◆ What is being asked
Whenever a line in the listing contains "title", copy that line.

◆ Provided records

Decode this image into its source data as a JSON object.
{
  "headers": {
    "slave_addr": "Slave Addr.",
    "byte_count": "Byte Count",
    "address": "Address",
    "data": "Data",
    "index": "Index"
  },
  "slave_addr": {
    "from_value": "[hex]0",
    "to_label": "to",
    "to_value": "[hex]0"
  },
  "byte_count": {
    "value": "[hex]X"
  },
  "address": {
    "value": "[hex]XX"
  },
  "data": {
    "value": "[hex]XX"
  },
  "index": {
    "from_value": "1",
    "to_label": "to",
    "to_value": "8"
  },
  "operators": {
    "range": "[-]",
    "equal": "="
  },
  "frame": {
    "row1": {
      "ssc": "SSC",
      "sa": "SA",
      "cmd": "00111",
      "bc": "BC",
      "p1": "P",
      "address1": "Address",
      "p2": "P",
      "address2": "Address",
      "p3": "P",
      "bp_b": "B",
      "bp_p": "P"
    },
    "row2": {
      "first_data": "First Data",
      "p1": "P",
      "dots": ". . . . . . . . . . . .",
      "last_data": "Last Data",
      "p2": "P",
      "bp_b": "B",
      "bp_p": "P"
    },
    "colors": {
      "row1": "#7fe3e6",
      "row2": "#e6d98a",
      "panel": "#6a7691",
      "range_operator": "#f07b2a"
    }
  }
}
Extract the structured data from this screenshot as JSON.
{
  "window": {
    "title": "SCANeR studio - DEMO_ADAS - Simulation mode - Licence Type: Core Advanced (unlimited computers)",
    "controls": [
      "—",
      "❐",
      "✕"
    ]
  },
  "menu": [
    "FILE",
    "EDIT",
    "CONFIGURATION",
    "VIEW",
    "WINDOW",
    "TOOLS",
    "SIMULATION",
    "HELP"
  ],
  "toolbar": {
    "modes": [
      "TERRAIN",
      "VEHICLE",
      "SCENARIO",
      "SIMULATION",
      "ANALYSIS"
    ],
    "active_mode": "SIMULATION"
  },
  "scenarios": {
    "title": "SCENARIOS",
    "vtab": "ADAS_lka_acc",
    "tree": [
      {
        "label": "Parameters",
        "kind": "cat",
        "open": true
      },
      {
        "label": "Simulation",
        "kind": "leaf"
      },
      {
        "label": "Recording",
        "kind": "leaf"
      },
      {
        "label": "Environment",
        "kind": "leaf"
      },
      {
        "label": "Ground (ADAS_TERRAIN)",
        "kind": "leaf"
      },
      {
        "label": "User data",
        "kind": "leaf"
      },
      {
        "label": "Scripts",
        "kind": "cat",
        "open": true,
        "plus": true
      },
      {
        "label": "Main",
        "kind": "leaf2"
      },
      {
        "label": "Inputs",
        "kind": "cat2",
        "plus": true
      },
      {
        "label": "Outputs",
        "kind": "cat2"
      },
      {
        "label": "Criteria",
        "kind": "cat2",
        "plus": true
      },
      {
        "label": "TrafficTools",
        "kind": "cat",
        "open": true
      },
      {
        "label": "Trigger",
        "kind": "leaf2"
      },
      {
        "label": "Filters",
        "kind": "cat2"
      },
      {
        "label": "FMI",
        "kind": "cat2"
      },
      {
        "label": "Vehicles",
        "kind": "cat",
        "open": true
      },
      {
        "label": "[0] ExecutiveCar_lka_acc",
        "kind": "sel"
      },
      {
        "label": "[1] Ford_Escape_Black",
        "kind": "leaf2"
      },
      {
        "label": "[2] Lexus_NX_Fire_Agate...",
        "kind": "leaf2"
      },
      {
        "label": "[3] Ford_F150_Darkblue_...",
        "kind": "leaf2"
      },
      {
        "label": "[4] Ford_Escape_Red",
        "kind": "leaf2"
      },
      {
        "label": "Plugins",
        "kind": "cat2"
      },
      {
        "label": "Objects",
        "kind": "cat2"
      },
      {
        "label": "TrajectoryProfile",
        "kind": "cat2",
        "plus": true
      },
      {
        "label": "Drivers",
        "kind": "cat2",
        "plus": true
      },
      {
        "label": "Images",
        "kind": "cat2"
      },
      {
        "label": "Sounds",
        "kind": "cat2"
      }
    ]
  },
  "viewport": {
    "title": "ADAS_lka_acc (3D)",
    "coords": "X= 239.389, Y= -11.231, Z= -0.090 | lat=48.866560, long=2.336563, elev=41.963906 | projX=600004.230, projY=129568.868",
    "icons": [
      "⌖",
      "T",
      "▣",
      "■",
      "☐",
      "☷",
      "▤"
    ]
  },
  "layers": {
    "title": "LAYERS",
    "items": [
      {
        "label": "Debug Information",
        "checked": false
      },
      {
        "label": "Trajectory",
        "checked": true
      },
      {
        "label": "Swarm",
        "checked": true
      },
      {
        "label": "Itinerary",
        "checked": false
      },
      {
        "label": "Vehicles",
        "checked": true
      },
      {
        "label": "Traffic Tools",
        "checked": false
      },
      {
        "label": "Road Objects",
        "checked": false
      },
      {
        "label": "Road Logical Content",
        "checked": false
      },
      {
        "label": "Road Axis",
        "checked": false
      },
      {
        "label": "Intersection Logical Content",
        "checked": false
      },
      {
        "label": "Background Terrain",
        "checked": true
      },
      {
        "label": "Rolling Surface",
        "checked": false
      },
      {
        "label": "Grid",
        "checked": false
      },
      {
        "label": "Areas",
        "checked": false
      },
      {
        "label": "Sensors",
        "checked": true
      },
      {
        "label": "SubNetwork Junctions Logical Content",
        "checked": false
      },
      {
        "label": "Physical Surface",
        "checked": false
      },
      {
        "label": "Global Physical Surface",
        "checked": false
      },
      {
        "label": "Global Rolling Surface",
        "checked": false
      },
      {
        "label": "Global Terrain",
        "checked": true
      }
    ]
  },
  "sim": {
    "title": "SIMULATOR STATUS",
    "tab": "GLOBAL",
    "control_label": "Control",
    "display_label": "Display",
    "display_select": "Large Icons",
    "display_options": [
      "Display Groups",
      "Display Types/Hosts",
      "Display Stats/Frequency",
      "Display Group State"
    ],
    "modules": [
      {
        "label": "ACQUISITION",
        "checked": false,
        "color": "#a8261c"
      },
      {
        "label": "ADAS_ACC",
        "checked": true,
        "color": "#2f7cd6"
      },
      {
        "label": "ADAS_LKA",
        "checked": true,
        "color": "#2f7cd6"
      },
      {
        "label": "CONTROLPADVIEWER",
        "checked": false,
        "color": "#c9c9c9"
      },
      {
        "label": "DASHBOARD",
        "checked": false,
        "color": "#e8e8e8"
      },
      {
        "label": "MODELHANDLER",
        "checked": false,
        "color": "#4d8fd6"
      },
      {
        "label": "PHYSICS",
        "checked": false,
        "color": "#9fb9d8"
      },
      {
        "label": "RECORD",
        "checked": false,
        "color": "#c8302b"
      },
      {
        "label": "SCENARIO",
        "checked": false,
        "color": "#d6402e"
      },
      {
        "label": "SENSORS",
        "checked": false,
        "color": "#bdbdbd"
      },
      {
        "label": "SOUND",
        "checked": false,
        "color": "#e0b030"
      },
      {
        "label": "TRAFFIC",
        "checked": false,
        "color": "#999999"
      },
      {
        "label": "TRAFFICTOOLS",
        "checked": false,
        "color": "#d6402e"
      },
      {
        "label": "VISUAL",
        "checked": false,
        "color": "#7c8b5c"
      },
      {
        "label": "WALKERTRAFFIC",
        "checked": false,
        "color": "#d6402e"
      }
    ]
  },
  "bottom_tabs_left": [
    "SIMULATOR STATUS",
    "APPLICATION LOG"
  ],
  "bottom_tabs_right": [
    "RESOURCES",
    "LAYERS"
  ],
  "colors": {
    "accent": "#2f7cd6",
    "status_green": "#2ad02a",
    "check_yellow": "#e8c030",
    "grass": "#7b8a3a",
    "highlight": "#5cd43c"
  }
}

◆ Written response
    "title": "SCANeR studio - DEMO_ADAS - Simulation mode - Licence Type: Core Advanced (unlimited computers)",
    "title": "SCENARIOS",
    "title": "ADAS_lka_acc (3D)",
    "title": "LAYERS",
    "title": "SIMULATOR STATUS",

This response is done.